While Brazil has traditionally been a closed economy with an active participation of the state and extensive tariff and non-tariff barriers, Bolsonaro has pledged to open up the economy to global market forces. At a speech at the World Economic Forum in Davos, Switzerland in January 2019, Bolsonaro said that the ‘new Brazil’ would be more open to foreign investment and would facilitate commerce through the promotion of business-friendly policies. While Bolsonaro, like U.S. President Donald Trump, has been a vocal critic of multilateral trade agreements, as president he will seek to modify existing deals rather than cancel them. Despite his criticism of South America’s Mercosur trading bloc, which Bolsonaro views as overly politicised and placing limitations on Brazil’s trade policy, he pledged to ‘perfect’ the agreement when Argentine President Mauricio Macri visited Brasília shortly after Bolsonaro’s inauguration. Brazil is likely to push for a renegotiation of the agreement to allow members to conclude bilateral trade deals.

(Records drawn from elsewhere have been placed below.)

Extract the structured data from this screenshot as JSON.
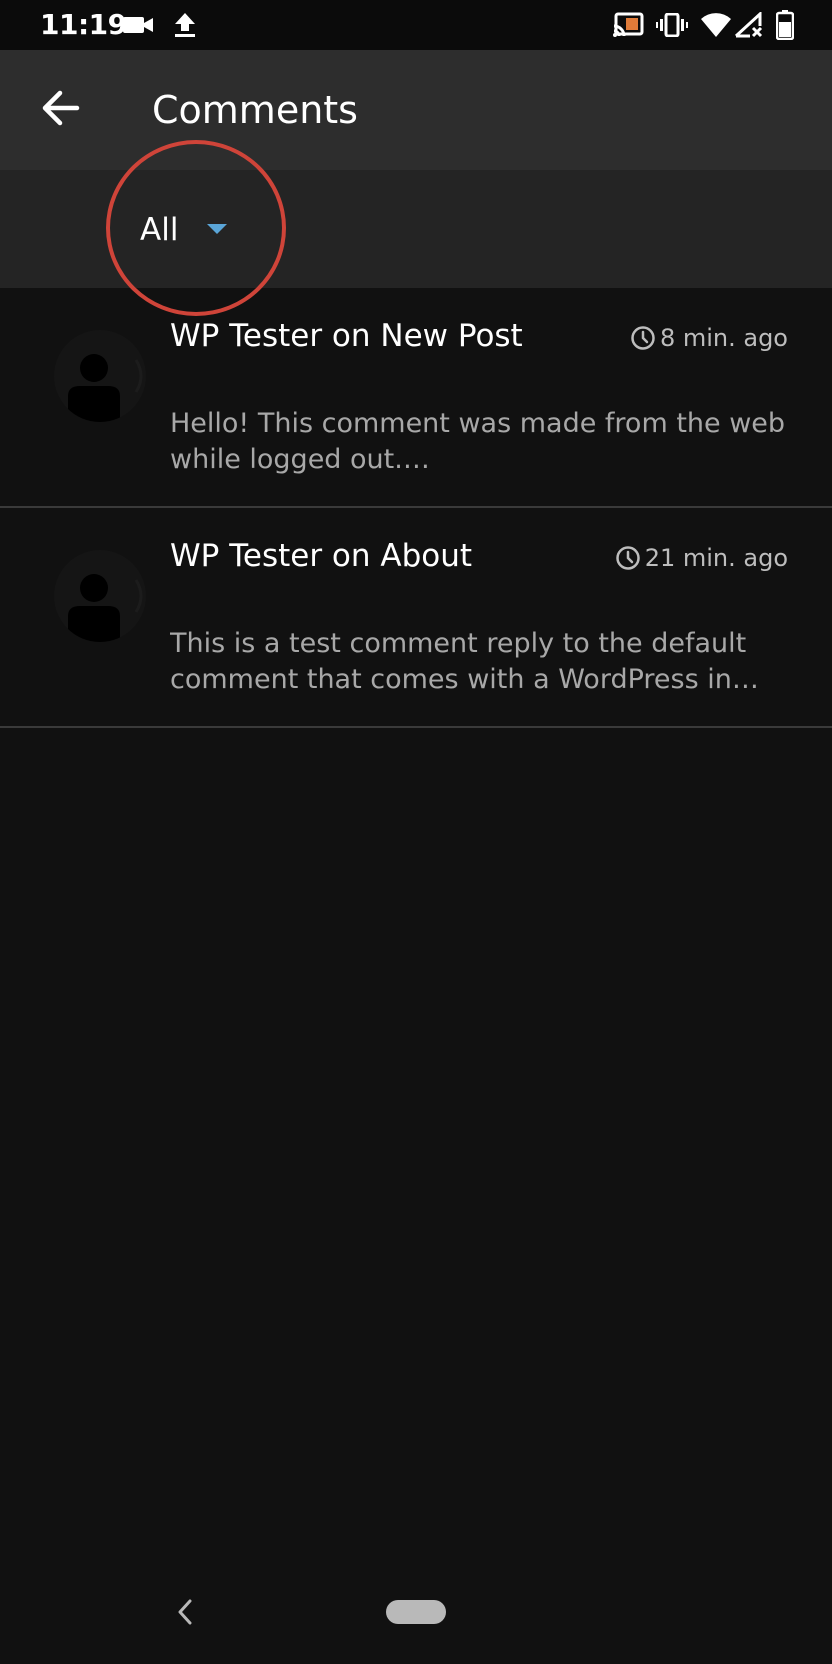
{
  "status_bar": {
    "time": "11:19",
    "left_icons": [
      "video-camera-icon",
      "upload-icon"
    ],
    "right_icons": [
      "cast-icon",
      "vibrate-icon",
      "wifi-icon",
      "cellular-no-signal-icon",
      "battery-icon"
    ]
  },
  "app_bar": {
    "title": "Comments",
    "back_icon": "arrow-left-icon"
  },
  "filter": {
    "selected": "All",
    "caret_color": "#5aa5d8"
  },
  "comments": [
    {
      "title": "WP Tester on New Post",
      "time": "8 min. ago",
      "excerpt": "Hello! This comment was made from the web while logged out.…"
    },
    {
      "title": "WP Tester on About",
      "time": "21 min. ago",
      "excerpt": "This is a test comment reply to the default comment that comes with a WordPress in…"
    }
  ],
  "colors": {
    "background": "#111111",
    "app_bar": "#2d2d2d",
    "filter_bar": "#242424",
    "highlight": "#cf4439"
  }
}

In addition to renegotiating existing trade agreements, Bolsonaro’s trade policy is likely to centre on concluding negotiations on outstanding bilateral agreements, such as the E.U.-Mercosur pact. While an agreement has seemed close on several occasions in recent years, a deal has yet to be reached due to disagreements on the extent of access for Brazil and Argentina’s agricultural products to the E.U. market. A further obstacle to the deal is opposition from European politicians, particularly within the European Parliament, many of whom oppose Bolsonaro’s views and are likely to seek to prevent a deal during his mandate. In seeking to reduce China’s influence in Brazil’s economy, a key campaign pledge of Bolsonaro’s, the government will also look to strengthen bilateral trade ties with the U.S.; however, a number of issues currently preclude an agreement, including U.S. agricultural subsidies and tariffs on Brazil’s aluminium and steel exporters. Despite Bolsonaro’s intention to open the economy to international competition, significant progress is likely to be difficult due to an increasingly protectionist international environment, while the demands of constituents in areas such as manufacturing and services are likely to limit legislators’ support, which is needed to liberalise these important sectors.
In seeking to liberalise Brazil’s sluggish economy, the government of Jair Bolsonaro will provide significant investment opportunities for private firms looking to enter the Brazilian market. Bolsonaro’s most important economic task, however, will be reforming the country’s expensive pension system, something his three immediate predecessors were unable to achieve. In turn, this heightens the risk of highly disruptive protests and industrial action. In security policy, Bolsonaro’s liberal approach to gun ownership is likely to heighten security risks, particularly in Brazil’s deprived northern and north-eastern regions, while opponents and civil society groups are likely to stage frequent rallies in major urban areas against Bolsonaro’s views, statements and policies, increasing travel risks. In trade policy, the government will seek to reform the Mercosur deal to grant Brazil greater scope to agree bilateral pacts.